- You may be required to put up a larger down payment
How to Start Shaping Up Your Credit
While all the options discussed so far can help you obtain an auto loan with less than perfect credit, it's important to simultaneously think about how you can improve your credit over time. Here are a few things you can start doing now to get on track to better credit and better borrowing options.
Check Your Credit Report
A study done by the Federal Trade Commission (FTC) several years ago showed that 1 in 5 consumers had at least one error on their credit report. That means we should all be regularly monitoring our credit reports. There's no reason to pay for an error in the form of a lower credit score and fewer borrowing options.
You can check your credit reports from the three major reporting bureaus (Experian, Equifax, and TransUnion) on AnnualCreditReport.com.
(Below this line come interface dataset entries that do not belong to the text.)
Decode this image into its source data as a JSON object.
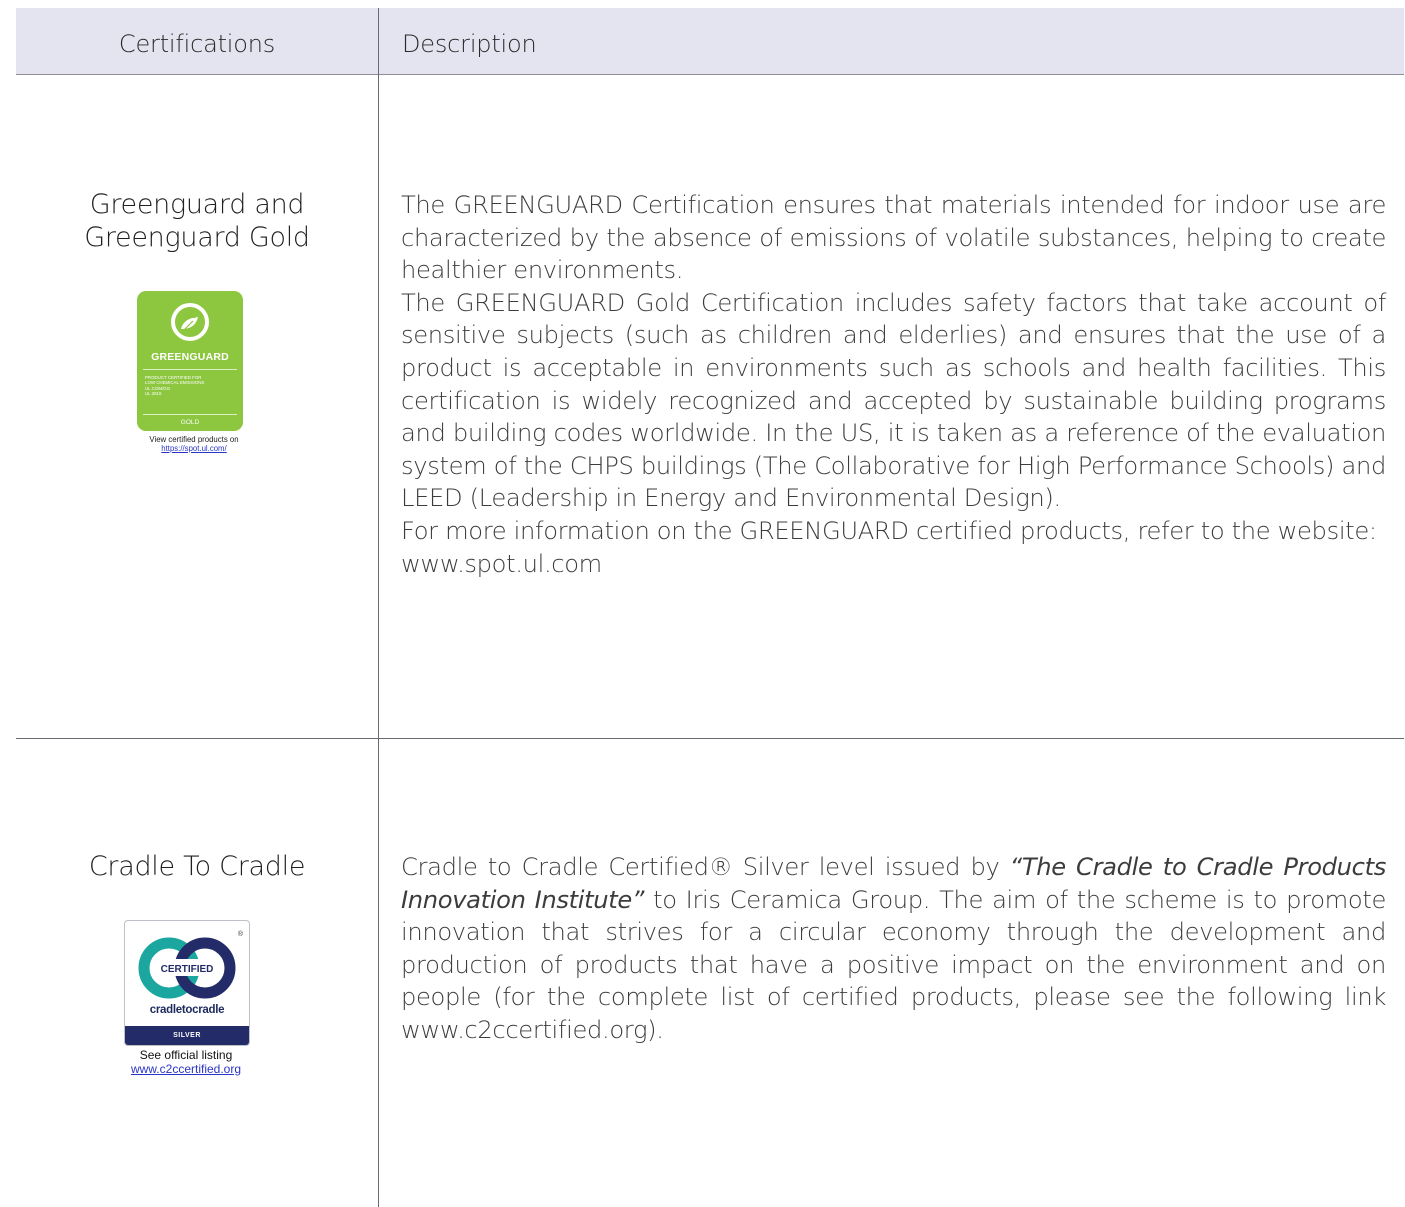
{
  "header": {
    "col1": "Certifications",
    "col2": "Description"
  },
  "rows": [
    {
      "title_line1": "Greenguard and",
      "title_line2": "Greenguard Gold",
      "badge": {
        "icon": "ul-greenguard-logo-icon",
        "ul_mark": "UL",
        "name": "GREENGUARD",
        "small_lines": [
          "PRODUCT CERTIFIED FOR",
          "LOW CHEMICAL EMISSIONS",
          "UL.COM/GG",
          "UL 2818"
        ],
        "level": "GOLD",
        "caption": "View certified products on",
        "link": "https://spot.ul.com/",
        "color": "#8dc63f"
      },
      "paragraphs": [
        "The GREENGUARD Certification ensures that materials intended for indoor use are characterized by the absence of emissions of volatile substances, helping to create healthier environments.",
        "The GREENGUARD Gold Certification includes safety factors that take account of sensitive subjects (such as children and elderlies) and ensures that the use of a product is acceptable in environments such as schools and health facilities. This certification is widely recognized and accepted by sustainable building programs and building codes worldwide. In the US, it is taken as a reference of the evaluation system of the CHPS buildings (The Collaborative for High Performance Schools) and LEED (Leadership in Energy and Environmental Design).",
        "For more information on the GREENGUARD certified products, refer to the website: www.spot.ul.com"
      ]
    },
    {
      "title": "Cradle To Cradle",
      "badge": {
        "icon": "cradle-to-cradle-logo-icon",
        "ring_text": "CERTIFIED",
        "name": "cradletocradle",
        "registered": "®",
        "level": "SILVER",
        "caption": "See official listing",
        "link": "www.c2ccertified.org",
        "color_navy": "#232c68",
        "color_teal": "#1ba7a0"
      },
      "desc_part1": "Cradle to Cradle Certified® Silver level issued by ",
      "desc_italic": "“The Cradle to Cradle Products Innovation Institute”",
      "desc_part2": " to Iris Ceramica Group. The aim of the scheme is to promote innovation that strives for a circular economy through the development and production of products that have a positive impact on the environment and on people (for the complete list of certified products, please see the following link www.c2ccertified.org)."
    }
  ]
}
If you find a mistake, initiate a dispute with the reporting bureau showing the mistake so you can get it corrected or removed as soon as possible.
Pay Down Your Debt
A solid 30% of your FICO credit score is based on your credit utilization ratio. (Your credit utilization ratio is the amount of debt you have compared to your total credit limit.) If you’re using more than 30% of your available credit, work on paying your balances down to add points to your credit score.
You could even consider rolling any credit card debt you have into a personal loan through a bank or online lender. Rolling your credit card debt into a loan will decrease your credit utilization ratio and likely could put you in a position to acquire a lower interest rate on your debt.
Put Your Bill Payments on Autopilot
Payment history makes up 35% of your FICO score. That means missing payments - even one payment - can have a significant impact on your credit score. If you struggle to remember to pay on time, set up automatic payments for your bills. You can even create an alert on your bank account online to notify you when a payment is set to go out. This small step can score you big points on your credit score.
Avoid Applying for New Credit If You Can
When shopping for a loan, most people want to evaluate all the options they can. This is perfectly fine if you don't actually apply for all of your options. Every time you apply for a loan or line of credit, you get a hit on your credit report - and it can impact your score.
That means, when you're shopping around for that car loan, make sure to only apply for the loan you think you're going to want to use so you can protect your credit score.
Consider Becoming an Authorized User
Do you have a loved one that has a solid credit score? If so, and if you feel comfortable doing so, ask them if they'd be willing to add you to their credit card as an authorized user.
Being added as an authorized user presents no risk to you - you're not responsible for the charges the other party makes on their card. What it does for you is let you piggyback off of their history with the card, giving your credit score a boost. As long as they continue to keep their account in good standing, you'll benefit from being listed on the card.
Slow and Steady Wins the Race
None of the tips suggested above will improve your credit score overnight. Nothing can improve your credit score overnight. However, small changes and new habits you begin to develop today can have a major long-term impact on your score and enable you to become eligible for better borrowing options for all your needs.
The better your credit score, the better your chances of qualifying for the best terms on an auto loan. Why not start on making that happen today?